The Lahore High Court (LHC) on Monday granted Pakistan Tehreek-e-Insaf (PTI) Chairman Imran Khan protective bail until March 3 in a case related to protests in Islamabad. In a separate case, related to protests outside the Election Commission of Pakistan (ECP), the court disposed of a similar petition when Khan withdrew it after admitting it contained a fake signature.
Khan showed up in court after violating several deadlines set by the court. He was further delayed upon his arrival to the LHC because of a large crowd of PTI supporters who had gathered at the venue, making it difficult for him to disembark from his car without the risk of being jostled. During proceedings, Khan and his lawyer both maintained that any “sudden jolt” to his leg could set back his recovery from a shooting at Wazirabad on Nov. 3 for months.
The first case, in which Khan was seeking protective bail for a case registered at Islamabad’s Sangjani Police Station, also contains offenses under Section 7 of the Anti-Terrorism Act. In his petition, the PTI chief had sought 15-day protective bail so he could recover from his injuries and approach the relevant court for pre-arrest bail.
At the commencement of proceedings, when Khan was still sitting in his car, his lawyer argued that he could not be presented in the courtroom due to a security risk. He also sought to allege that Khan’s supporters had gathered of their own accord without any call to do so by the party—this is inaccurate, as the party was urging its supporters to gather at the LHC in various posts on social media.
Rubbishing the excuse, the judge said Khan would have to appear in the courtroom and ordered security to ensure his physical presence by 7:30 p.m. The PTI chief made it to the courtroom when the hearing resumed and took the rostrum, arguing that while his leg had largely recovered, he had been advised two more weeks of bed rest by doctors. The court then approved protective bail for Khan till March 3 and directed him to approach the relevant court by then.
Shortly after securing bail in the first case, Khan appeared before a separate, single-member bench in a case related to protests outside the ECP. The case was considered more serious because Justice Tariq Saleem Sheikh had warned in an earlier hearing of issuing a contempt notice because Khan’s signatures on the affidavit attached with the petition did not match the signatures on his power of attorney.
Khan told the judge that the petition was filed without his consent and he had not signed it. “As soon as I found out, I told [lawyer] Azhar Siddique to withdraw the petition,” he said, with the judge then disposing of the petition.

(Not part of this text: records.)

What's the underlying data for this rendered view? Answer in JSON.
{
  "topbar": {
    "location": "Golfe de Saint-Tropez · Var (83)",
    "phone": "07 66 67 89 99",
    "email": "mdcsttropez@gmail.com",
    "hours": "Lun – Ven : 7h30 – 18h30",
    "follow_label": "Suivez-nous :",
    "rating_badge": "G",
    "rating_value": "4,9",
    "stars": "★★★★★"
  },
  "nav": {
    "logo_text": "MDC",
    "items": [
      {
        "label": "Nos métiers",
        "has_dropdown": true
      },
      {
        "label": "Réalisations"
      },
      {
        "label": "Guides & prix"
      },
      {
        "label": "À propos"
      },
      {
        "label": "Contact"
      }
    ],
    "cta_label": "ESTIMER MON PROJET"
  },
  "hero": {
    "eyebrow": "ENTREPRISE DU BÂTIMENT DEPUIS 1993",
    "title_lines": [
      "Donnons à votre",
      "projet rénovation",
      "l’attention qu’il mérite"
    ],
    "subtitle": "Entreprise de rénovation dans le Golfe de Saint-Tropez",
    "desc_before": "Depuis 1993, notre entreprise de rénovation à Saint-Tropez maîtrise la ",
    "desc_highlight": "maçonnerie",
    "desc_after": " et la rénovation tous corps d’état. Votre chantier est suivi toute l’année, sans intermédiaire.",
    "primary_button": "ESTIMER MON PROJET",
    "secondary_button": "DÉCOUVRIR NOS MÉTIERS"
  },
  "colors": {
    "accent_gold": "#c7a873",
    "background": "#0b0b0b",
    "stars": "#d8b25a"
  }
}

Khan, accompanied by a convoy of supporters and party workers, reached the LHC around 5 p.m. but he was unable to enter the courtroom until 7:30 p.m. because the crowds had raised the security risk, per his lawyers. At the counsels’ request, the courts granted Khan additional time to appear in court but stressed that if the delaying tactics continued, the judges would leave.